Kelly’s comment on life being a technology is perhaps best supported by looking at United States Patent no. 5,865,141, a patent for an ecospheric system, of 1999 Two of the three patent-holders, Jane Poynter and Taber MacCallum, belonged to the eight biospherians inserted into “Biosphere 2” during its first closure mission of 1991 to 1993. Their patented “Stable and Reproducible Sealed Complex Ecosystems” were down-scaled and analytically reduced versions of “Biosphere 2.” They were sealed, stable, reproducible, and ultimately also marketable technospheres, designed and patented as living systems. In the eyes of the inventors, these ecosystems far outperformed Folsome’s bottled ecosphere, because they contained and sustained higher life-forms (read: shrimps) (Figure 5). “The present invention allows much greater species richness and diversity, and allow all kingdoms of life to exist within a single, relatively small system.

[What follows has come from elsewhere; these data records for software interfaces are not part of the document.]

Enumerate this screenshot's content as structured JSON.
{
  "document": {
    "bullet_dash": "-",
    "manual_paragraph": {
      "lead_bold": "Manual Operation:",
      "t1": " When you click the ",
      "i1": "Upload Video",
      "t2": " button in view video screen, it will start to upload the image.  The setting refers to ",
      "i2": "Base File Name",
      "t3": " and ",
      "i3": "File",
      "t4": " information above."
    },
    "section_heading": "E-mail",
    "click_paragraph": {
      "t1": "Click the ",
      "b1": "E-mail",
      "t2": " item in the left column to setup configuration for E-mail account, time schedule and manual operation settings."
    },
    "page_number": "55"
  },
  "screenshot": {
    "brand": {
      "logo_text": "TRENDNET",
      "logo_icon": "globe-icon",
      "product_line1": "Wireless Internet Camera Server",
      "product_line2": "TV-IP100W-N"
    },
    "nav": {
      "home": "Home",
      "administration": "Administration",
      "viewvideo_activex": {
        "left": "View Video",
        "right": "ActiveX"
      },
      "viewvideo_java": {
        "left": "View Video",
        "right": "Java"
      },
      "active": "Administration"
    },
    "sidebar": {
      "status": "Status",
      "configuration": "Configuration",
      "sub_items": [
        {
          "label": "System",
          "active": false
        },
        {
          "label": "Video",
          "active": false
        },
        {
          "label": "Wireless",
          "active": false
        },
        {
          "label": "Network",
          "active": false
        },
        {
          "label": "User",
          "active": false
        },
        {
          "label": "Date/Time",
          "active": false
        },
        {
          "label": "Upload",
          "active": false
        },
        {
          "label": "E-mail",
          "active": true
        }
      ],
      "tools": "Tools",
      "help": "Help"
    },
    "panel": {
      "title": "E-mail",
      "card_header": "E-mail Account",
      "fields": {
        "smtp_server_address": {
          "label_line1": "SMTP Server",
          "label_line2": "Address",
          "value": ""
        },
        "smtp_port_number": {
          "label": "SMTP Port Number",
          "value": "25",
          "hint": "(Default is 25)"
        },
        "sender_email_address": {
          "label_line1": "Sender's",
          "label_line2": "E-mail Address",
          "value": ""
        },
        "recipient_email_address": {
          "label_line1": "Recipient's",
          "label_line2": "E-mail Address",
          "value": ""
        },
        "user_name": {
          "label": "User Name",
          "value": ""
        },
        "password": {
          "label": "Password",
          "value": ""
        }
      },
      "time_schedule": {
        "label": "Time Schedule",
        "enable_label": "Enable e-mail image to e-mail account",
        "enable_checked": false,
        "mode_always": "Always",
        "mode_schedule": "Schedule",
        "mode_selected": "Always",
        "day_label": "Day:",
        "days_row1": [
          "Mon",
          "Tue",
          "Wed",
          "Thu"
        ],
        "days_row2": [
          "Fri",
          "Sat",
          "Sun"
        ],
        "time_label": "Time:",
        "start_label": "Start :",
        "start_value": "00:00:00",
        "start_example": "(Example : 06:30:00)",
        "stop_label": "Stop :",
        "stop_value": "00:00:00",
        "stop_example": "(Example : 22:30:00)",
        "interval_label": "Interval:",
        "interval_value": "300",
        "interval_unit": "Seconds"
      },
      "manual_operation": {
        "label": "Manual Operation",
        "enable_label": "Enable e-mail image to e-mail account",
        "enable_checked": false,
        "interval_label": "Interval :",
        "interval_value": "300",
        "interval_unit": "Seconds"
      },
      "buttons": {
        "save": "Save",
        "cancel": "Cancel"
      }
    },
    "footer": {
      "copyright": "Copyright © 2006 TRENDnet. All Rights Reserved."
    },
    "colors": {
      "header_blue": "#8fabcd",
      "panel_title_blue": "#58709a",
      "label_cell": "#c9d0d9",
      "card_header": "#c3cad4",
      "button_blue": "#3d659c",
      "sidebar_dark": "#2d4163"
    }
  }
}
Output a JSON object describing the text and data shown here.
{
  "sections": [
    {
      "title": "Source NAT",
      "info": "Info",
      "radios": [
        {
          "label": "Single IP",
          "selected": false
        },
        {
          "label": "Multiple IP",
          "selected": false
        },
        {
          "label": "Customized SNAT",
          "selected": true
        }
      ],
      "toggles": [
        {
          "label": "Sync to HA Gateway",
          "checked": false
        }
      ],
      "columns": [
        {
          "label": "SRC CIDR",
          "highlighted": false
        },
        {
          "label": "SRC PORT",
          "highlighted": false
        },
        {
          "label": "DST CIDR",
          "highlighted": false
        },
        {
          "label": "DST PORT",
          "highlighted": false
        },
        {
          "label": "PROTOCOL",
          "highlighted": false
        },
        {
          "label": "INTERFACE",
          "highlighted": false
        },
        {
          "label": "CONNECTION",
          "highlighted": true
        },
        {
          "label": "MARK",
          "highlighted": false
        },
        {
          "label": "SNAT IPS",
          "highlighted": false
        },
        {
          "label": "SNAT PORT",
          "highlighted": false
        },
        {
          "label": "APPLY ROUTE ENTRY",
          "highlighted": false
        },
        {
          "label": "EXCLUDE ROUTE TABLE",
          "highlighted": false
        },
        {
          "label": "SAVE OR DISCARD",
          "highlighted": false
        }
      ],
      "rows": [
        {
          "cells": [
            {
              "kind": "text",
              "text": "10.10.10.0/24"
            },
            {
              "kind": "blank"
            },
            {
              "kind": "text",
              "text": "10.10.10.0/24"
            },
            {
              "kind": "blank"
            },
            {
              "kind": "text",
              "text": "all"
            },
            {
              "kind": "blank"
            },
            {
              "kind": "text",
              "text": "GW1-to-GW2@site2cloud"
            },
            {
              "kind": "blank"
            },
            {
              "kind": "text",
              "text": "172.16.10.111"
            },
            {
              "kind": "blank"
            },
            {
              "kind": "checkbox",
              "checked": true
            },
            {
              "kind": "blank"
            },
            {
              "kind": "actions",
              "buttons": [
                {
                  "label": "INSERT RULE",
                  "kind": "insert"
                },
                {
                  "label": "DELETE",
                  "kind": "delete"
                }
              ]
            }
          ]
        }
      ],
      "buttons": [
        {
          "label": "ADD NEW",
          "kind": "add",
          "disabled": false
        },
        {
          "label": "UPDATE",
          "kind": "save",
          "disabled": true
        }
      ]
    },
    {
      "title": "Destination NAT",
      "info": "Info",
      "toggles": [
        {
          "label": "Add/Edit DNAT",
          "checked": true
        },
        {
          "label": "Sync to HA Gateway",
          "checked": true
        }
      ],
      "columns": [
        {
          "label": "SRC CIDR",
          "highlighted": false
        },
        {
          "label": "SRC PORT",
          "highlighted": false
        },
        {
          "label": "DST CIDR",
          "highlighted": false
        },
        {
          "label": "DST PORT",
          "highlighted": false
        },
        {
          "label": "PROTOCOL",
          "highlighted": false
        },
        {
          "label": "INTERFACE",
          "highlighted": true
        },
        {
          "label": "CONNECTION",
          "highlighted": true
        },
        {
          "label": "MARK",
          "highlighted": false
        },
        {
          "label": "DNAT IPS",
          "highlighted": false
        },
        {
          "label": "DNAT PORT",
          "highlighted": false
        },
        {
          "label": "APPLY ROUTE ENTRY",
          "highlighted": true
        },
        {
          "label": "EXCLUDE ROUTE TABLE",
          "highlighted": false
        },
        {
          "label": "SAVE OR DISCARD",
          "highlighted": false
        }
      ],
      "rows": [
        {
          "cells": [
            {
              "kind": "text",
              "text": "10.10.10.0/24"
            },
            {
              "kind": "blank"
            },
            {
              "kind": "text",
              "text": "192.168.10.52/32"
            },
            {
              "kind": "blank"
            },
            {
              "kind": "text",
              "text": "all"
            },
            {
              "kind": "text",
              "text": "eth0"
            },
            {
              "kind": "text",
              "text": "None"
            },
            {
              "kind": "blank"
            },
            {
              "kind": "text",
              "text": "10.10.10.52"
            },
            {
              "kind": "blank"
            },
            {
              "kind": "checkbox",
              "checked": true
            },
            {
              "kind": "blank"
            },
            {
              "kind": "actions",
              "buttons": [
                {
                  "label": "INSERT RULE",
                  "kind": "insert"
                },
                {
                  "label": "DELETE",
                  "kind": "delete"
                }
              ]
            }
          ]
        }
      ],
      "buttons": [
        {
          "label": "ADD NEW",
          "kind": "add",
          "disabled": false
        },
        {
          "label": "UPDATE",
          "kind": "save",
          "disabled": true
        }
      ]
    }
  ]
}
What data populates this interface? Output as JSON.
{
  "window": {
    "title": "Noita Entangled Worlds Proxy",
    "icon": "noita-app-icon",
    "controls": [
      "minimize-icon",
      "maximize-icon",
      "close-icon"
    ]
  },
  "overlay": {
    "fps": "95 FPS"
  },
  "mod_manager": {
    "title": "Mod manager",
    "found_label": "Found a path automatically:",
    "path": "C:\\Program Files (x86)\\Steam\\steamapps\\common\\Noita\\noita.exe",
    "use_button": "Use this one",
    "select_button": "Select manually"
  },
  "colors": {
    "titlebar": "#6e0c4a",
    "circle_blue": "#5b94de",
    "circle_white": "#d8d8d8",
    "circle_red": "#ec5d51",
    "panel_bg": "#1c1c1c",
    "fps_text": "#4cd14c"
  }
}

If there is anything to conclude at this point it might be that ecospheres have not deceased, they thrive, and that ecospheric cycles continue. Next to the cycle of life itself, it is the cycle of the technoscientization of life that thrives, the endless succession of scientific concepts and technologies to extract life’s regenerative mechanisms. The place and survival of human beings in the sealed complex ecosystems of ecospheres, however, remains a challenge. As Yensen remarked in 1988, “The actual placement of humans in truly closed systems for any significant duration has yet to happen anywhere on Earth, however, with the exception of the Earth itself.